[Opening SOURCE RECORDS section]

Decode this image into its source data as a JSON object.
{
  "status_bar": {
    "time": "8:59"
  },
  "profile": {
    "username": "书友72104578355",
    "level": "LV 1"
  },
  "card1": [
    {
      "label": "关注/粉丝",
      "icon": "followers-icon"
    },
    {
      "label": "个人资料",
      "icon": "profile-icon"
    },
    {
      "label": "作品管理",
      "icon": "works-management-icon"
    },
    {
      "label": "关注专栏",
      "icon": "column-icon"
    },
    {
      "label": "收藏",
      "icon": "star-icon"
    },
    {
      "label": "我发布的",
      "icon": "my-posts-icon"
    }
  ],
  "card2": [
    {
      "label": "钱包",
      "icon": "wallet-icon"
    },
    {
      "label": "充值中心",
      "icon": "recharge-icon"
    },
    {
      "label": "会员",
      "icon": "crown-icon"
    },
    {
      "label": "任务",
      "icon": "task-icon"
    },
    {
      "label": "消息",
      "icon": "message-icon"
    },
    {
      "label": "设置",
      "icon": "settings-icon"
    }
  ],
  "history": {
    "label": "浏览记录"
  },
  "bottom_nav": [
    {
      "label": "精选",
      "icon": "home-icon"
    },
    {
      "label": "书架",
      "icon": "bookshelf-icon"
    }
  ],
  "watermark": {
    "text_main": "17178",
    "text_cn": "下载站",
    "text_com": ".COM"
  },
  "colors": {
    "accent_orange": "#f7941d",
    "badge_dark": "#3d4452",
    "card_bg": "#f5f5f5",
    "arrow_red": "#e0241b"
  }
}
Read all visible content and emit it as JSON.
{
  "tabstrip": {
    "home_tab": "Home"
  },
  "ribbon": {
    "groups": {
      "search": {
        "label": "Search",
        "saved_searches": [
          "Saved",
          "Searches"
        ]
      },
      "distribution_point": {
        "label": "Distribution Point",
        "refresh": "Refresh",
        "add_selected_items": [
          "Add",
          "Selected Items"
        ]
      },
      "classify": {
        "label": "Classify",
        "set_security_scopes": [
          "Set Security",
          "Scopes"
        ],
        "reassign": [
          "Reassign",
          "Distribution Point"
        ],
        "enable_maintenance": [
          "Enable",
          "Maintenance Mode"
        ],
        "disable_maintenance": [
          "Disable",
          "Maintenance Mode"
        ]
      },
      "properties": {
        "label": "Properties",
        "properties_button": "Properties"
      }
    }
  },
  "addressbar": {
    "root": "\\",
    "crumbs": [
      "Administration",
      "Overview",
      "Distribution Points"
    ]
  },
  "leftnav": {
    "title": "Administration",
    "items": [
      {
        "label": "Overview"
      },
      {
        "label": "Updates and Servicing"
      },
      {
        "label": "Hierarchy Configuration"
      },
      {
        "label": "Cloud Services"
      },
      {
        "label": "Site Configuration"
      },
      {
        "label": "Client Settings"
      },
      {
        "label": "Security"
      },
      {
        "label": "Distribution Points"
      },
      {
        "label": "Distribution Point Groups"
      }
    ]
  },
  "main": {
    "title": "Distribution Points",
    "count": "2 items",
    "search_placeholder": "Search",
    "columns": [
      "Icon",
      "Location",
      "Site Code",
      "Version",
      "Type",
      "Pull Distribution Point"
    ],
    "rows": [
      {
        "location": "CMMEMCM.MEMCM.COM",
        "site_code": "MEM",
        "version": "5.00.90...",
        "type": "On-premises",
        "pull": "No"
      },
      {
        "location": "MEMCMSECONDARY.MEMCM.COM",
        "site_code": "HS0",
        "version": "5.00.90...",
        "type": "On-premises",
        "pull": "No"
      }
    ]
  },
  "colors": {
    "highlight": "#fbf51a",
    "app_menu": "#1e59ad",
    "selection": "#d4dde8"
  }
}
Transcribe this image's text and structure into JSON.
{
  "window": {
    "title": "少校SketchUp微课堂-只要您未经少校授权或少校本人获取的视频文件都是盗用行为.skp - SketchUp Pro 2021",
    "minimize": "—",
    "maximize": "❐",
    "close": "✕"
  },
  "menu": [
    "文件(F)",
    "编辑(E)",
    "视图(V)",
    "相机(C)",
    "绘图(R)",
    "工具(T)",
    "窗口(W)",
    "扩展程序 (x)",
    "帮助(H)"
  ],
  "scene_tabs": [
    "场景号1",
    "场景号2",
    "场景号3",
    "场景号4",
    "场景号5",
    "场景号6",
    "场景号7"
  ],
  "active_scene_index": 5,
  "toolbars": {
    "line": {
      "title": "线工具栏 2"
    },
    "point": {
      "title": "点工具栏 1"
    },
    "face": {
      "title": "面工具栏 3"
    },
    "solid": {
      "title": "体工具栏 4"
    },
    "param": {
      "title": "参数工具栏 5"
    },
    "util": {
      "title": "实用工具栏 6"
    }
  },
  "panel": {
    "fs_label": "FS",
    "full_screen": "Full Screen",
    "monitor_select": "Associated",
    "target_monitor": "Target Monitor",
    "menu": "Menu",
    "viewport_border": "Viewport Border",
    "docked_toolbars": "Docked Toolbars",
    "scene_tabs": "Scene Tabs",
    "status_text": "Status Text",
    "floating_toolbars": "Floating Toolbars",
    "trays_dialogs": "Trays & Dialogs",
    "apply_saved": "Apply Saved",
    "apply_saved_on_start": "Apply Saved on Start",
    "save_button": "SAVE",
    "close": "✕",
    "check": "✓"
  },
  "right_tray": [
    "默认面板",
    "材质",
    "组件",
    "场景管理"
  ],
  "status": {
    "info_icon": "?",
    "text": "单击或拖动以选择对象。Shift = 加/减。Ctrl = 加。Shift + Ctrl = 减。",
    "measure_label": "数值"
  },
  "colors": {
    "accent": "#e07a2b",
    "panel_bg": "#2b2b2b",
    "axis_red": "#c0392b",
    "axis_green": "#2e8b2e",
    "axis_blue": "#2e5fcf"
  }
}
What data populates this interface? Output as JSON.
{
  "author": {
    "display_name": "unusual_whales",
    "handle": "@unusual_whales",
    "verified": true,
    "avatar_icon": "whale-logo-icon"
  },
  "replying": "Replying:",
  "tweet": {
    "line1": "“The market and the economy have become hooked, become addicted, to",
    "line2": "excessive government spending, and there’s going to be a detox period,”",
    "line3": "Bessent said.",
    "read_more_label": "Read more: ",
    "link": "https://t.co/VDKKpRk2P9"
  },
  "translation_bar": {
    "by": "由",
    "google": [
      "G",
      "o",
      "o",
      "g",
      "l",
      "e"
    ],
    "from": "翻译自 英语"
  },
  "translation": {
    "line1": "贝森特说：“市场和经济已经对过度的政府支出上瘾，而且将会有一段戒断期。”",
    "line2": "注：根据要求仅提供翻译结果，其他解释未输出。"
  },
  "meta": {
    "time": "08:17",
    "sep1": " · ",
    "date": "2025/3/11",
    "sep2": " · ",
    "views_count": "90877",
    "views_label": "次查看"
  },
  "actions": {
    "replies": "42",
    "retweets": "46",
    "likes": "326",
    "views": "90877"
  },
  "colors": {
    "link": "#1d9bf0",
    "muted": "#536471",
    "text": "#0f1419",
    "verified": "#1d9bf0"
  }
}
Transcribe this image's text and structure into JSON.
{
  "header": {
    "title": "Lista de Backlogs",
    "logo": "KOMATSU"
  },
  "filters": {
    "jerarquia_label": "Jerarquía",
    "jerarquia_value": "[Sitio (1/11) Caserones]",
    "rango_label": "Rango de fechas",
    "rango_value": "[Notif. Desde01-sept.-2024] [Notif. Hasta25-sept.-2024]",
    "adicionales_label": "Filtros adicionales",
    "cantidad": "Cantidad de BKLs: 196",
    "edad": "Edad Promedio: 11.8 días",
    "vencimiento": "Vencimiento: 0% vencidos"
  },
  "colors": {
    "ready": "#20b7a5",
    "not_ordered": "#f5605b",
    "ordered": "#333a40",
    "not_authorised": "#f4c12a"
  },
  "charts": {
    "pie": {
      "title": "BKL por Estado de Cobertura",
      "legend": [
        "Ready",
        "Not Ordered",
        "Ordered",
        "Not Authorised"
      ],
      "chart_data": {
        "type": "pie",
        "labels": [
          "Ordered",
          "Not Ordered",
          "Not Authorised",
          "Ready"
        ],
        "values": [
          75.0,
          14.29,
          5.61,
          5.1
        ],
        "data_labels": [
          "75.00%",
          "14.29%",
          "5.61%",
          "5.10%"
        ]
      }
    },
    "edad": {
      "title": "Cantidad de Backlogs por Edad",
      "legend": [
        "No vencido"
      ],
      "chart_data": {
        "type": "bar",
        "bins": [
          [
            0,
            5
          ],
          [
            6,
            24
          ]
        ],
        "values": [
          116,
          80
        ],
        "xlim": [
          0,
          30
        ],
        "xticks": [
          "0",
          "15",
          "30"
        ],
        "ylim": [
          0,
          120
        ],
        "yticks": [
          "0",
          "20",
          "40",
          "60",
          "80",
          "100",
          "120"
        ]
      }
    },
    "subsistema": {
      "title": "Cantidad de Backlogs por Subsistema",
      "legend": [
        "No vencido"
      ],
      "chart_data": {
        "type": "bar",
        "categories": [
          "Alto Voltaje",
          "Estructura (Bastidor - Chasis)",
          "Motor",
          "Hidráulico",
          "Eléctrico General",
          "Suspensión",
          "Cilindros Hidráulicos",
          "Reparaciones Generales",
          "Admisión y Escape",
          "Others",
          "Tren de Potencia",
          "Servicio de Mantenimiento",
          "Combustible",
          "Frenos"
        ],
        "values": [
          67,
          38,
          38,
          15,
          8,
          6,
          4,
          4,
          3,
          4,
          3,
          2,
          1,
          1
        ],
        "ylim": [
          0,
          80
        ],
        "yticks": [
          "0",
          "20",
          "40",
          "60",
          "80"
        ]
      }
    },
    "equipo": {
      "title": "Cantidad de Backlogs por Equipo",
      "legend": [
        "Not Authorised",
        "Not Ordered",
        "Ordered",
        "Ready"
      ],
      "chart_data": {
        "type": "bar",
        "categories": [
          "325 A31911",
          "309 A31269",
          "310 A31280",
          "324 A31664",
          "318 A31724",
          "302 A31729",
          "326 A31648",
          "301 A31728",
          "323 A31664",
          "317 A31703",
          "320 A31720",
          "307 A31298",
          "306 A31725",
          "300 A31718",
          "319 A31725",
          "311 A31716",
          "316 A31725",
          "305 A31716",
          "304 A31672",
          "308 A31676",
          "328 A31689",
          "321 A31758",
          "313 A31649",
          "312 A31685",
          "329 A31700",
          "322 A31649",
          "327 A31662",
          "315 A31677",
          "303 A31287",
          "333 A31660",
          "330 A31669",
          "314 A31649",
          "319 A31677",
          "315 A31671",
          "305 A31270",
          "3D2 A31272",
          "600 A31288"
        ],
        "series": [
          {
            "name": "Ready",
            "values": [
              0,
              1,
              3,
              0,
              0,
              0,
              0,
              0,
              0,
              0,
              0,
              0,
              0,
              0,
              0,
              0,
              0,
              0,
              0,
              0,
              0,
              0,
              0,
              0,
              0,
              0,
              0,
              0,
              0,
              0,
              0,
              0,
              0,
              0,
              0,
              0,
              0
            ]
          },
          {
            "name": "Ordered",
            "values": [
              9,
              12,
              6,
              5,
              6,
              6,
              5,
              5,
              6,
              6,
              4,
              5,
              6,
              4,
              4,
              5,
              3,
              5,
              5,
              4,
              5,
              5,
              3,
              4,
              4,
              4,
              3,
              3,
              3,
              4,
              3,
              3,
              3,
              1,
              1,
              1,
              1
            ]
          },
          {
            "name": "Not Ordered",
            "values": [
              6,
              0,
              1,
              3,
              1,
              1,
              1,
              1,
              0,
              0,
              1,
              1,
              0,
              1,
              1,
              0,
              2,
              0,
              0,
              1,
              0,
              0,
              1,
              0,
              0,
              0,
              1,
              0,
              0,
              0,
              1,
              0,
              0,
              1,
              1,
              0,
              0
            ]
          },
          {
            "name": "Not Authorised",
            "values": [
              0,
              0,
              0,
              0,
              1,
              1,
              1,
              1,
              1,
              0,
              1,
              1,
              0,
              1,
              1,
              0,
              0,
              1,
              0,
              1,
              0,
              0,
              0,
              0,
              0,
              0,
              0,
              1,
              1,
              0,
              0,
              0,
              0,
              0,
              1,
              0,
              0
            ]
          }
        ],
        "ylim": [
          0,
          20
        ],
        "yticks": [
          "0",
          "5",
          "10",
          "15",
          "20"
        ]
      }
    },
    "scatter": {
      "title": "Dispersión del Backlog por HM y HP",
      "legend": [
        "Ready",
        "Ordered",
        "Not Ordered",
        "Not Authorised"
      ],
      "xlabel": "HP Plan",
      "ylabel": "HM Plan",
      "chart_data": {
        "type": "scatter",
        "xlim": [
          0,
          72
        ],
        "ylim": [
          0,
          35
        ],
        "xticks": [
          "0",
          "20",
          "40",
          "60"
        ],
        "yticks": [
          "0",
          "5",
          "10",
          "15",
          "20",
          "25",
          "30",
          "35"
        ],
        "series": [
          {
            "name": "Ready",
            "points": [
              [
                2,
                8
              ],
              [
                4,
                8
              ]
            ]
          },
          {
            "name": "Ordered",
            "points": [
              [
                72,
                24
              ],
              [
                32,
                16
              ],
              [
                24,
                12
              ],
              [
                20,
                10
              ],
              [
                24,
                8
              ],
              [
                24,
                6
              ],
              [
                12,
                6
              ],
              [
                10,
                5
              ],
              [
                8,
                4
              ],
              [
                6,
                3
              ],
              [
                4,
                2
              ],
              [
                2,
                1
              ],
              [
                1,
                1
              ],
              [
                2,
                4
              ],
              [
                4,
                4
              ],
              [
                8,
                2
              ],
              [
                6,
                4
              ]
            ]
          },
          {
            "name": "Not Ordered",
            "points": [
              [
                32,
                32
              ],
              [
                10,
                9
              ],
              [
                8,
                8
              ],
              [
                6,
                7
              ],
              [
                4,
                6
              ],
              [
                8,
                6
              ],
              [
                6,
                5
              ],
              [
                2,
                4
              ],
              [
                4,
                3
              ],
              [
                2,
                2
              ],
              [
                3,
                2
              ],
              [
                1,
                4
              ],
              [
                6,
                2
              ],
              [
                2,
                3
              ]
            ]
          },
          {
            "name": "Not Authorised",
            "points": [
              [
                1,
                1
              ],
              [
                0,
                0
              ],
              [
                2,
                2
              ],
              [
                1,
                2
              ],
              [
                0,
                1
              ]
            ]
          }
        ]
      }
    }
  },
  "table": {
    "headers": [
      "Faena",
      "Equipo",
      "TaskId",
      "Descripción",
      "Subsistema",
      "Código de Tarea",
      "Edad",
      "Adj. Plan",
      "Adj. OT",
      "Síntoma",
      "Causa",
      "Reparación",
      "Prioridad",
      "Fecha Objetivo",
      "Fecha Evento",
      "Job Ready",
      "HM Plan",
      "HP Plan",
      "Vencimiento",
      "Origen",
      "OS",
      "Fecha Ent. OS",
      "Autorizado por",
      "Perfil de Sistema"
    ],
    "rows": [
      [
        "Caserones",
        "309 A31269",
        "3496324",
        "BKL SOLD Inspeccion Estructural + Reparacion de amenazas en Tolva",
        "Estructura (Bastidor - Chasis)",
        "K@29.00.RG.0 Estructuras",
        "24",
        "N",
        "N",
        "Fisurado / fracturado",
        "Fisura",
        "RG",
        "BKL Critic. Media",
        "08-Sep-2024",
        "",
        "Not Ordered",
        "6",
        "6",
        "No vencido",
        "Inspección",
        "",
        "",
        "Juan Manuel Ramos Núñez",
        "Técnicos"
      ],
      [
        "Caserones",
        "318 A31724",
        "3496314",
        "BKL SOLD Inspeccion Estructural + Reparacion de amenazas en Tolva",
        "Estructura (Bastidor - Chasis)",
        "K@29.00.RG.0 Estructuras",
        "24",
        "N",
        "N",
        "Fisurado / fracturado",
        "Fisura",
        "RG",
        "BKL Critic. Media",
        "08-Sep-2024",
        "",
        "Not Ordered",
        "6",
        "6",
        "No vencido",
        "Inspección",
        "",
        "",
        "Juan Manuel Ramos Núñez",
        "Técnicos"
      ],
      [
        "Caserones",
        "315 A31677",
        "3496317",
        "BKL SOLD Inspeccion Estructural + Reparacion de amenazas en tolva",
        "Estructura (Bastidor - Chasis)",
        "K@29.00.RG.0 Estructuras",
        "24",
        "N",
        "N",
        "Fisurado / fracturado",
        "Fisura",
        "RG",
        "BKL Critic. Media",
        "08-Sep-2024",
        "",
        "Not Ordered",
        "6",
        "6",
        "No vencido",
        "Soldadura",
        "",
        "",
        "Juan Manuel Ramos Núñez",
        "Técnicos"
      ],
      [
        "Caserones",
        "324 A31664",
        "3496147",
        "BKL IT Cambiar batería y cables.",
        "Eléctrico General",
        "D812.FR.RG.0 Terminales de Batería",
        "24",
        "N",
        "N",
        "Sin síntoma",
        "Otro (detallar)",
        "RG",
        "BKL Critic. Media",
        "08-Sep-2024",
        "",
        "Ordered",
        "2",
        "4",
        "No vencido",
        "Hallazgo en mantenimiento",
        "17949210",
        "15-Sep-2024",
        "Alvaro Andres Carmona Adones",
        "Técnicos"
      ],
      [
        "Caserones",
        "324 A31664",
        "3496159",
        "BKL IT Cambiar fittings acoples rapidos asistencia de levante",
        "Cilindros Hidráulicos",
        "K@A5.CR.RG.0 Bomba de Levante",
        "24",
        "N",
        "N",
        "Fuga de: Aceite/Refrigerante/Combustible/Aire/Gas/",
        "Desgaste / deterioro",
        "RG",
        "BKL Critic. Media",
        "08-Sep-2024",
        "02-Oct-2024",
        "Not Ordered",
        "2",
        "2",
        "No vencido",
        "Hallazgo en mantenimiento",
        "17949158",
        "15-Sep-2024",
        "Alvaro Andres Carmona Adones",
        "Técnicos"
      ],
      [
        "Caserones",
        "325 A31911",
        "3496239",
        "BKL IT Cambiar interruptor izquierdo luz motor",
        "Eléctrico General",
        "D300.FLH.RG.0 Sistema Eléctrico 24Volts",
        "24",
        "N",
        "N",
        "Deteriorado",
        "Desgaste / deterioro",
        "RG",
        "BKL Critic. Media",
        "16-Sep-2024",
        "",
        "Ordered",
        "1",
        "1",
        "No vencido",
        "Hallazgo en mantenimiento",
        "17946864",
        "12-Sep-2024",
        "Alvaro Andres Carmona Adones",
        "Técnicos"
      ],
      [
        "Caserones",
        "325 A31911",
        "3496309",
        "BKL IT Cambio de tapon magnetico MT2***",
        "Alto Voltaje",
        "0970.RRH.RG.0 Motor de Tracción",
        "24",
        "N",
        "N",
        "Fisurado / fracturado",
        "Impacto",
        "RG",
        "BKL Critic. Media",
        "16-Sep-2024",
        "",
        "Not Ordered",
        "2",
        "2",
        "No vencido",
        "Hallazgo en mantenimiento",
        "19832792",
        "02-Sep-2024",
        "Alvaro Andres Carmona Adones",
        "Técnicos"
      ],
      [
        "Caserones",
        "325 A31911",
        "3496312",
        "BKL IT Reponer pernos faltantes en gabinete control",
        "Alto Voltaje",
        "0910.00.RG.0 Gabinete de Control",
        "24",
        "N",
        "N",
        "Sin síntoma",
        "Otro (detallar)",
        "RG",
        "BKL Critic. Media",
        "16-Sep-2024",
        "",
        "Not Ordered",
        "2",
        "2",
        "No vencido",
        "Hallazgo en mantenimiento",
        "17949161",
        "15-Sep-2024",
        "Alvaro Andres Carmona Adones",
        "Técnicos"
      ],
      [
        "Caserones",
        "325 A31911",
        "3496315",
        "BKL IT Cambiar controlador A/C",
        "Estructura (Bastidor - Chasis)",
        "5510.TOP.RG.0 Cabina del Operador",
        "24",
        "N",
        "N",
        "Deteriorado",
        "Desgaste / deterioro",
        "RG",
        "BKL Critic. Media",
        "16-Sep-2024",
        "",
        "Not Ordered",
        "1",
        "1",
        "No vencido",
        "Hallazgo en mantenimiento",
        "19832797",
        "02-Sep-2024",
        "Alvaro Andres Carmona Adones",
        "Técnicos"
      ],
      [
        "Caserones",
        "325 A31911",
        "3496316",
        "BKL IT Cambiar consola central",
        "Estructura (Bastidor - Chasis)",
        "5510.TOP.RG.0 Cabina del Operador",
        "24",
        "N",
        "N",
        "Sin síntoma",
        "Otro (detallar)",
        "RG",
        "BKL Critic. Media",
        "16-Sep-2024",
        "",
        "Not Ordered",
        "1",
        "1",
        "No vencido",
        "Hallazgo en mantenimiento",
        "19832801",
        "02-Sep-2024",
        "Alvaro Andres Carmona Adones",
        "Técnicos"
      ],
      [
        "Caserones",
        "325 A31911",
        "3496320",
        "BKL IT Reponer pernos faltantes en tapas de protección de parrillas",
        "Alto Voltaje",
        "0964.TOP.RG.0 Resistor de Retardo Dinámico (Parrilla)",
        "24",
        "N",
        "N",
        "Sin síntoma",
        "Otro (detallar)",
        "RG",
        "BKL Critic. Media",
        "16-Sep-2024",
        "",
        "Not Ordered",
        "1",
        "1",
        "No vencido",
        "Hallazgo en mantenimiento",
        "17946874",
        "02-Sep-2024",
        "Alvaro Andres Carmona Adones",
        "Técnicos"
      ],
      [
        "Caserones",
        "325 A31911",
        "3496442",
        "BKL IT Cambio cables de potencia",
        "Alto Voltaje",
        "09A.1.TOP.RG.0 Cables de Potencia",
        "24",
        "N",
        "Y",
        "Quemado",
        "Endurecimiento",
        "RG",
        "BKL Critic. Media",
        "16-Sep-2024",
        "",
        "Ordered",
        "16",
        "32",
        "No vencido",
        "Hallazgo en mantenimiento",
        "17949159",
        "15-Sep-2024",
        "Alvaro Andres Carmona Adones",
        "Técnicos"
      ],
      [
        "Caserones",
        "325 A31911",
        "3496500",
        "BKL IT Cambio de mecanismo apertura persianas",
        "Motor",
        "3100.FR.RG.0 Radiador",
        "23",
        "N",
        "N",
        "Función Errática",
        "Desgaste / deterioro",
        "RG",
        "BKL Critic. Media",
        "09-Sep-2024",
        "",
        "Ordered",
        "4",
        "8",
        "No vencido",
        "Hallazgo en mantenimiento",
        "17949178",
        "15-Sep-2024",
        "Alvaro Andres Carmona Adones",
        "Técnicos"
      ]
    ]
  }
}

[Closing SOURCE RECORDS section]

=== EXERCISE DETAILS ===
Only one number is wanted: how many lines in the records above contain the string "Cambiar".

=== ANSWER FOR THIS EXERCISE ===
5